Pearce's position: The Blue Jays signed Steve Pearce to play either first base or left field but there's an outside chance he could see some time at second. Pearce appeared in 15 games at second last season and has 33 games at the position during his 10-year career. If Toronto were to make a move like that it would be sacrificing defense for the upside of his bat. Pearce has a 0.4 career ultimate zone rating (UZR) at second, compared to 8.9 at first and 1.3 in left field. Last year, Pearce had a -0.3 UZR at second compared to Travis' 1.6 and Barney's 1.2. If Toronto wants to use Pearce at second, it would be best served starting him there when a fly ball pitcher such as Marco Estrada is on the mound.

The injury bug: The only good news is that the Blue Jays have grown accustomed to surviving without Travis. He missed large chunks of time during each of the last two seasons thanks to shoulder and knee surgeries, and now questions are being asked about his ability to stay healthy. Travis is effective almost whenever he is on the field, but he has been off it far too much during the early stages of his career.

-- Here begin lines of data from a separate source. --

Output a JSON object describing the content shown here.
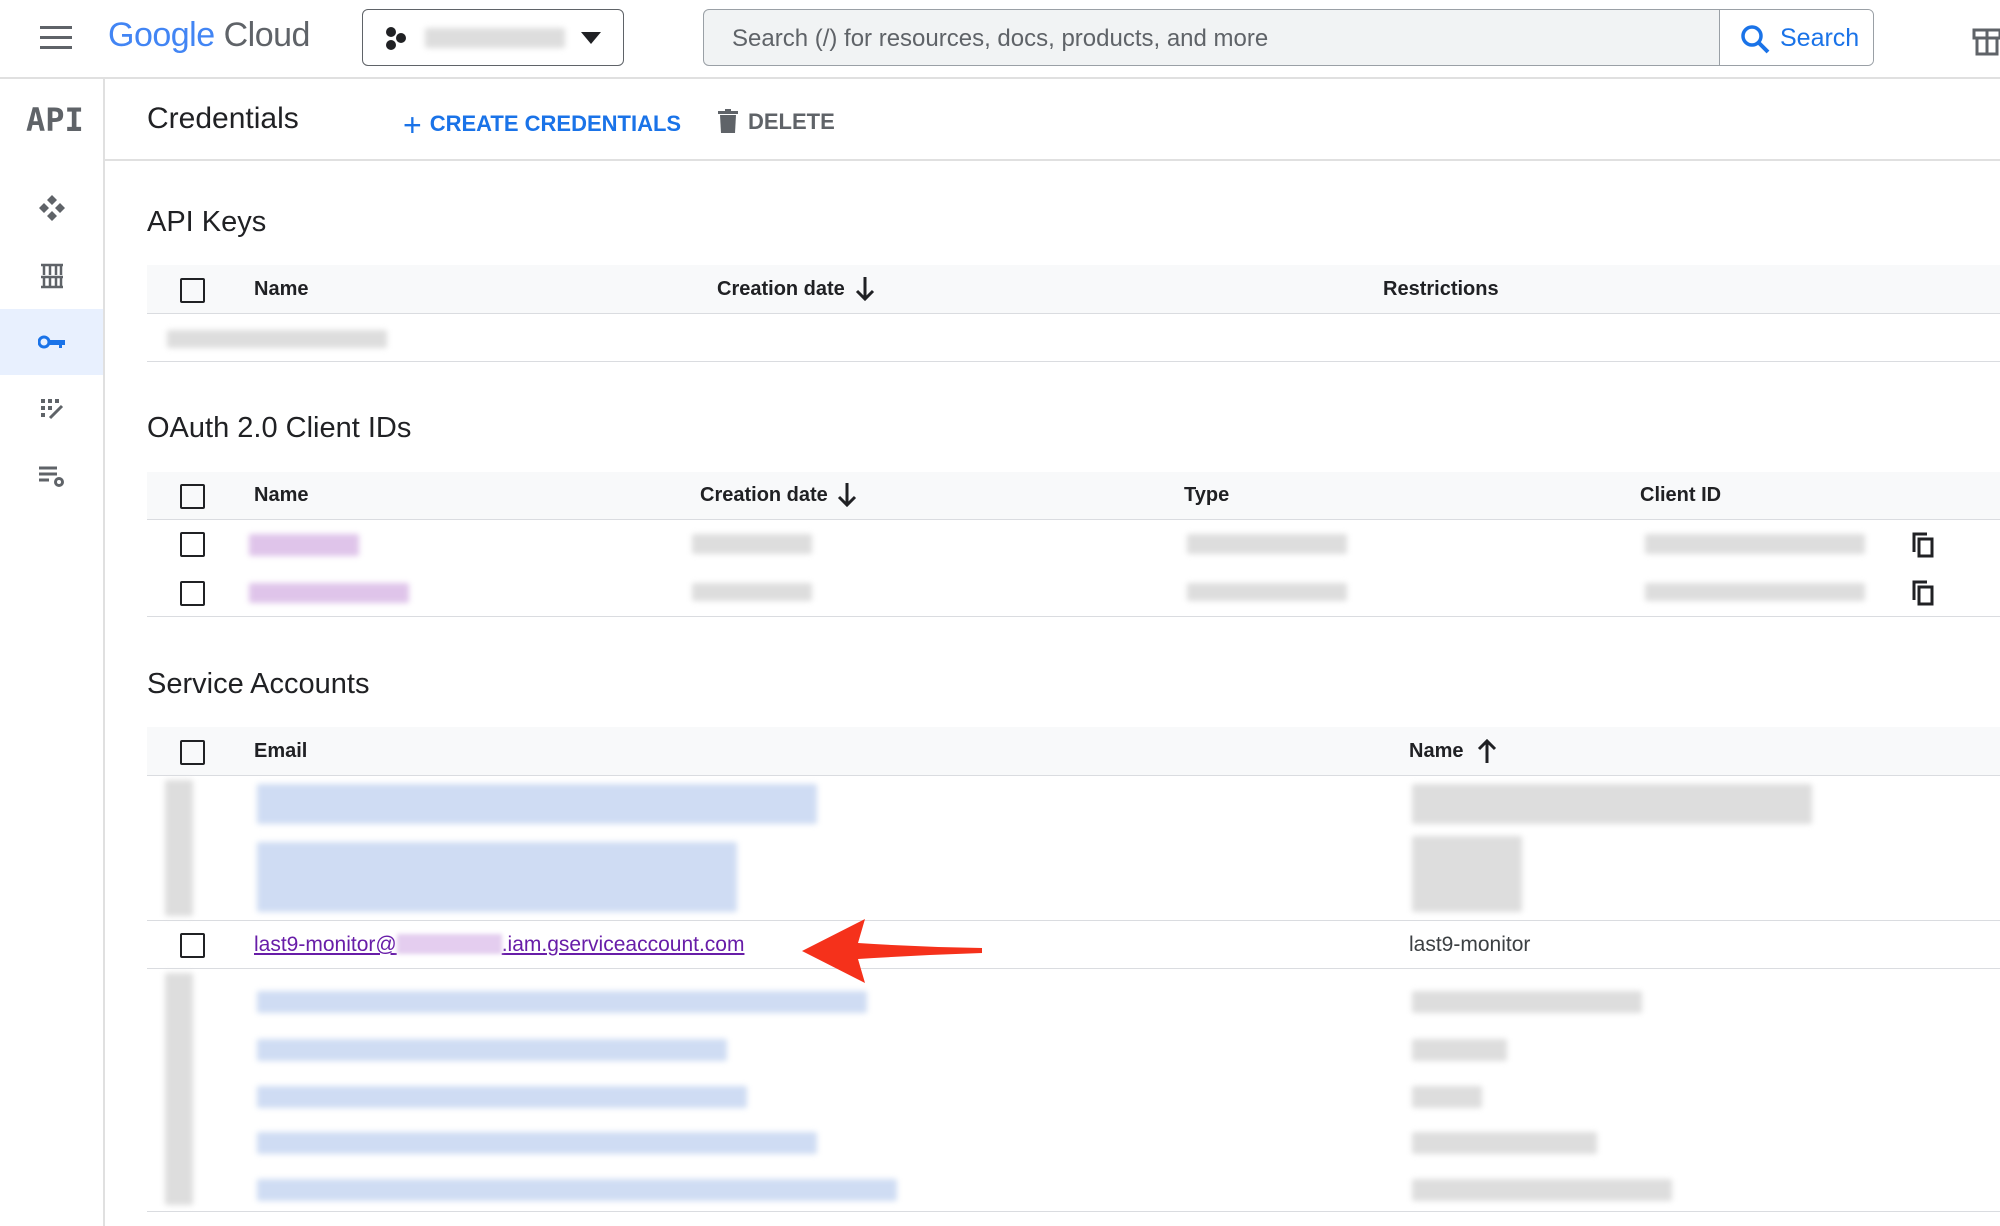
{
  "header": {
    "logo_google": "Google",
    "logo_cloud": "Cloud",
    "search_placeholder": "Search (/) for resources, docs, products, and more",
    "search_button": "Search"
  },
  "subbar": {
    "api_logo": "API",
    "title": "Credentials",
    "create_label": "CREATE CREDENTIALS",
    "delete_label": "DELETE"
  },
  "sidebar": {
    "items": [
      "dashboard",
      "library",
      "credentials",
      "oauth-consent",
      "page-usage-agreements"
    ]
  },
  "api_keys": {
    "title": "API Keys",
    "columns": [
      "Name",
      "Creation date",
      "Restrictions"
    ]
  },
  "oauth": {
    "title": "OAuth 2.0 Client IDs",
    "columns": [
      "Name",
      "Creation date",
      "Type",
      "Client ID"
    ]
  },
  "service_accounts": {
    "title": "Service Accounts",
    "columns": [
      "Email",
      "Name"
    ],
    "highlighted": {
      "email_prefix": "last9-monitor@",
      "email_suffix": ".iam.gserviceaccount.com",
      "name": "last9-monitor"
    }
  },
  "colors": {
    "accent": "#1a73e8",
    "link_visited": "#681da8",
    "annotation_arrow": "#f5311b"
  }
}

That has to change, but until it does Toronto will remain patient.

Gregor Chisholm has covered the Blue Jays for MLB.com since 2011. Follow him on Twitter @gregorMLB and Facebook, and listen to his podcast.

Toronto Blue Jays, Devon Travis